Elon Musk reveals how he plans to colonise Mars in next few years in new short animated clip
Elon Musk has revealed in a short animation clip how he plans to colonise Mars in the next few years.
SpaceX released a five-minute animated promotional video on Tuesday, showing how it plans to land humans on Mars using Mr Musk’s Starship spacecraft.
The animation, with a space-themed soundtrack, shows what it may look like if a Starship spacecraft landed on Mars one day.
It starts with Starship lifting off beyond the clouds and into space, and the first stage of the rocket separating once the spacecraft is in orbit.
The rocket, with its 33 Raptor engines capable of generating over 15 million pounds of lift-off thrust, then vertically lands back on Earth, exactly on the launchpad from which it took off.
Starship is seen continuing on its voyage and then descending on Mars as it becomes clear that the video isn’t depicting the first voyage of the rocket to the Red Planet.
Viewers can see what seems to be a human colony on Mars that has several landing pads.
While the video does not mention exactly when Mr Musk expects the colonisation of Mars to happen, the billionaire’s bet seems dependent on the success of SpaceX’s upcoming generation of rockets.
The Tesla and SpaceX chief said on Monday that the anticipated orbital launch of its most powerful yet Starship spacecraft will happen towards the end of April.
About two years after the last high-altitude flight test of this rocket, the company is finally preparing to launch the Mars-bound craft into orbit.

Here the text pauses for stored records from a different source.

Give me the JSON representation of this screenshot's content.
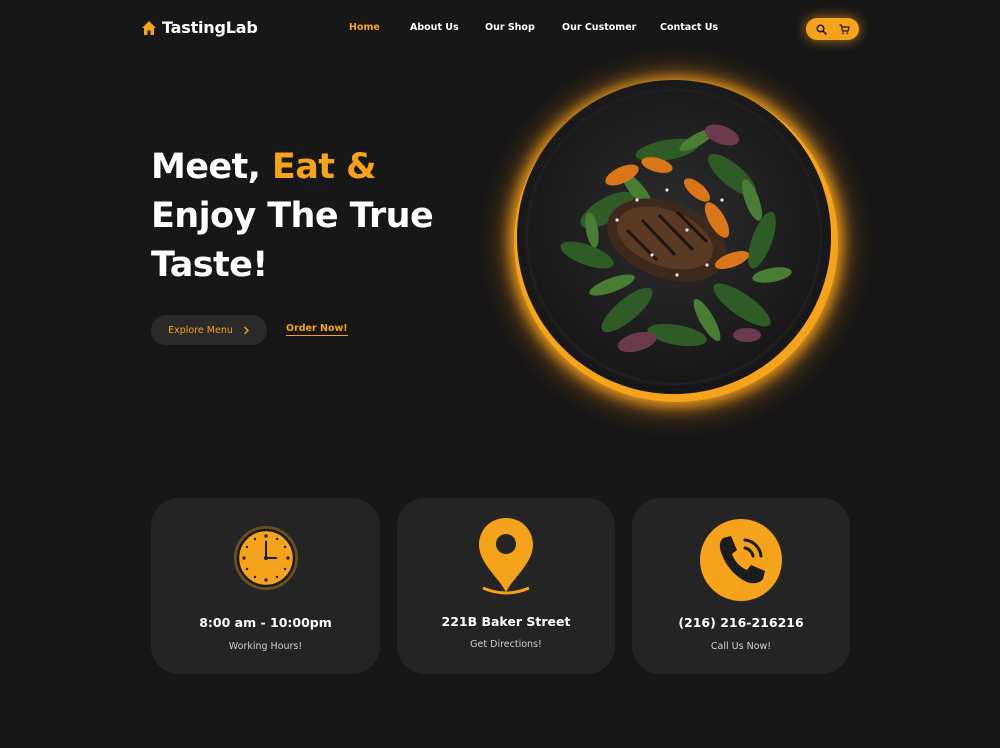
{
  "brand": {
    "name": "TastingLab",
    "icon": "home-icon",
    "accent_color": "#f5a21c"
  },
  "nav": {
    "items": [
      {
        "label": "Home",
        "active": true
      },
      {
        "label": "About Us",
        "active": false
      },
      {
        "label": "Our Shop",
        "active": false
      },
      {
        "label": "Our Customer",
        "active": false
      },
      {
        "label": "Contact Us",
        "active": false
      }
    ],
    "actions": {
      "search_icon": "search-icon",
      "cart_icon": "cart-icon"
    }
  },
  "hero": {
    "title_line1_white": "Meet, ",
    "title_line1_accent": "Eat &",
    "title_line2": "Enjoy The True",
    "title_line3": "Taste!",
    "explore_label": "Explore Menu",
    "explore_icon": "chevron-right-icon",
    "order_label": "Order Now!",
    "image": "plate-of-food"
  },
  "info_cards": [
    {
      "icon": "clock-icon",
      "title": "8:00 am - 10:00pm",
      "subtitle": "Working Hours!"
    },
    {
      "icon": "location-pin-icon",
      "title": "221B Baker Street",
      "subtitle": "Get Directions!"
    },
    {
      "icon": "phone-icon",
      "title": "(216) 216-216216",
      "subtitle": "Call Us Now!"
    }
  ]
}
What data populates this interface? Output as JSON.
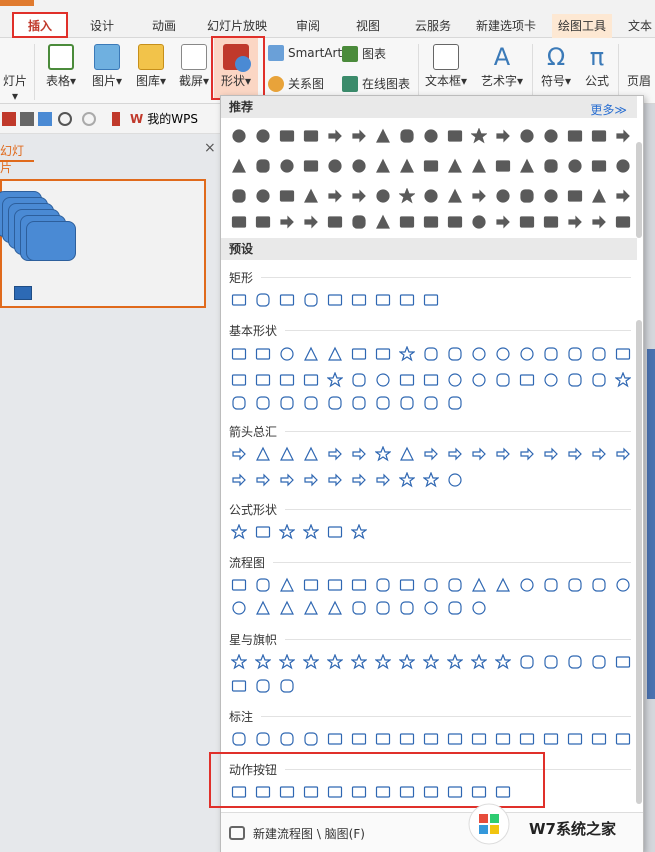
{
  "tabs": [
    "插入",
    "设计",
    "动画",
    "幻灯片放映",
    "审阅",
    "视图",
    "云服务",
    "新建选项卡",
    "绘图工具",
    "文本"
  ],
  "ribbon": {
    "left_label": "灯片",
    "table": "表格",
    "picture": "图片",
    "gallery": "图库",
    "screenshot": "截屏",
    "shape": "形状",
    "smartart": "SmartArt",
    "chart": "图表",
    "relation": "关系图",
    "online_chart": "在线图表",
    "textbox": "文本框",
    "wordart": "艺术字",
    "symbol": "符号",
    "formula": "公式",
    "header": "页眉"
  },
  "quick": {
    "mywps": "我的WPS"
  },
  "left_panel": {
    "title": "幻灯片",
    "close": "×"
  },
  "dropdown": {
    "recommend": "推荐",
    "more": "更多≫",
    "preset": "预设",
    "categories": [
      "矩形",
      "基本形状",
      "箭头总汇",
      "公式形状",
      "流程图",
      "星与旗帜",
      "标注",
      "动作按钮"
    ],
    "footer": "新建流程图 \\ 脑图(F)"
  },
  "watermark": {
    "text": "W7系统之家"
  },
  "colors": {
    "accent": "#e0302a",
    "orange": "#e06a1c",
    "shape_fill": "#4a8ad4",
    "outline": "#2f67b2"
  }
}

Mr Musk said the anticipated launch would happen “trending towards near the end of [the] third week of April”.
The US Federal Aviation Administration (FAA) had earlier marked 17 April as the primary launch date with backup dates in place for 18-22 April.
In the new planned flight test, Starship and its Super Heavy booster would lift off from SpaceX’s Starbase facility in Texas before splashing down off the coast of Hawaii.
While the space company had already completed a high-altitude flight test for a Starship prototype, many of its earlier tests ended in the rocket exploding.
This prompted the FAA to urge SpaceX to complete an environmental review and adjust flight conditions to avoid disrupting wildlife.
It seems the only thing standing currently in the way of SpaceX is regulatory approval from the FAA, which could have a decision on the environmental compliance review soon.
“I am not saying it will get to orbit, but I am guaranteeing excitement. It won’t be boring,” Mr Musk said last month